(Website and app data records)
☆ ☆ ☆ ☆ ☆ ☆ ☆
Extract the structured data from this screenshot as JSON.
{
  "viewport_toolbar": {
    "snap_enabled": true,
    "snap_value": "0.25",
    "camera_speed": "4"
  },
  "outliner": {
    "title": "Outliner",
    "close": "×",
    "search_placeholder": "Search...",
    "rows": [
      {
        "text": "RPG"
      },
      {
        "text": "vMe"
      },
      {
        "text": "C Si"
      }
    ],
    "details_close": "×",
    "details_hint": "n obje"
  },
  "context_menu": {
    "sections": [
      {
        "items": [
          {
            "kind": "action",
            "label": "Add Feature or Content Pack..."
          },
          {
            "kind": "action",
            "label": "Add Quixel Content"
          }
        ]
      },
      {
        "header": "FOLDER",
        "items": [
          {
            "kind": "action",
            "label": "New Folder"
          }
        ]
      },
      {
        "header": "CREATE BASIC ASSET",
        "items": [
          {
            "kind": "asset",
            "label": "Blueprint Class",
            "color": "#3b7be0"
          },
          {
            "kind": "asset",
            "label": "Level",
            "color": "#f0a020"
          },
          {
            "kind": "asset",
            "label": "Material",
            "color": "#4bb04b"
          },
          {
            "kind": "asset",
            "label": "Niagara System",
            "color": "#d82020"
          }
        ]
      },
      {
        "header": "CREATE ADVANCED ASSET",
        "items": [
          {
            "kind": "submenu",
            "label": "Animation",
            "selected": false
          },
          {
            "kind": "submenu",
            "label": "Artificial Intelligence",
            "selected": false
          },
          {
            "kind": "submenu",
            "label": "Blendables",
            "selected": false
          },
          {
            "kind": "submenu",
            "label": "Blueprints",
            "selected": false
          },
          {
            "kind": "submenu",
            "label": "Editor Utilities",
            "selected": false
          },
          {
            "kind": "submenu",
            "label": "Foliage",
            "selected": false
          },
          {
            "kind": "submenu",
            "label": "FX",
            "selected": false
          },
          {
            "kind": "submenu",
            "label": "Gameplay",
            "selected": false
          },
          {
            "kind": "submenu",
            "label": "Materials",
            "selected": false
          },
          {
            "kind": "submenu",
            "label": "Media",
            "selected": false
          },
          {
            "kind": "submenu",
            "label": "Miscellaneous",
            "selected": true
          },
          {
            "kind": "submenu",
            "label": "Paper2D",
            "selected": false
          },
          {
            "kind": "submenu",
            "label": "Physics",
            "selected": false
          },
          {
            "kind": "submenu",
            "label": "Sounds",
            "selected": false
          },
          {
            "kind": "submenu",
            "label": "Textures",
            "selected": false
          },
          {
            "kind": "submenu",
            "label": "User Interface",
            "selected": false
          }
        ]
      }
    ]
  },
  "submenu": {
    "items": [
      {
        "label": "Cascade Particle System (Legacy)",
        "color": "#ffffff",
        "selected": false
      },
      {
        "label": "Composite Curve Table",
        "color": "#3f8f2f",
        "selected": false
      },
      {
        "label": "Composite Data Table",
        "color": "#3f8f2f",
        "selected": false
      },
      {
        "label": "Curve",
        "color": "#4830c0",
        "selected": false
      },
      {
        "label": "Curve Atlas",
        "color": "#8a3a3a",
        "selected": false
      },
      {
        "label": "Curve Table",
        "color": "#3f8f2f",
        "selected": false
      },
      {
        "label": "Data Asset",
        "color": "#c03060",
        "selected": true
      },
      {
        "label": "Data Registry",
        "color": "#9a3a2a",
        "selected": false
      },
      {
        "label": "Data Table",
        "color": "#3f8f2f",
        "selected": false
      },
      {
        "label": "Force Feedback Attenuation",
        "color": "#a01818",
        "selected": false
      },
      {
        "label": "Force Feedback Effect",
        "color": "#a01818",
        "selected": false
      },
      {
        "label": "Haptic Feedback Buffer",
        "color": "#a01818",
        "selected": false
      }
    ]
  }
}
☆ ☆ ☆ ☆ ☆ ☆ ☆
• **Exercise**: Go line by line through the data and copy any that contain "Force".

• **Answer box**:
        "label": "Force Feedback Attenuation",
        "label": "Force Feedback Effect",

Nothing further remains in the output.